* PROBLEM DESCRIPTION
Send back the records exactly as written, with no images.

[RECORD SET]

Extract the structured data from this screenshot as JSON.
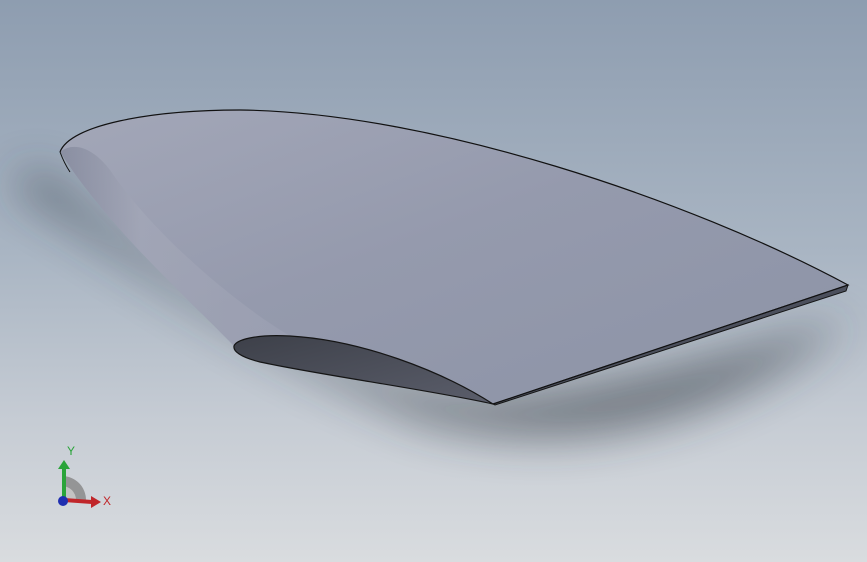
{
  "view": {
    "background_top": "#8e9db0",
    "background_bottom": "#d9dcdf",
    "model_face_color": "#9499ad",
    "model_edge_color": "#1a1a1a"
  },
  "triad": {
    "x_label": "X",
    "y_label": "Y",
    "x_color": "#c0262a",
    "y_color": "#2aa43a",
    "z_color": "#1f2fb0"
  }
}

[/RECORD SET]

* EXERCISE OUTPUT
Extract the structured data from this screenshot as JSON.
{
  "view": {
    "background_top": "#8e9db0",
    "background_bottom": "#d9dcdf",
    "model_face_color": "#9499ad",
    "model_edge_color": "#1a1a1a"
  },
  "triad": {
    "x_label": "X",
    "y_label": "Y",
    "x_color": "#c0262a",
    "y_color": "#2aa43a",
    "z_color": "#1f2fb0"
  }
}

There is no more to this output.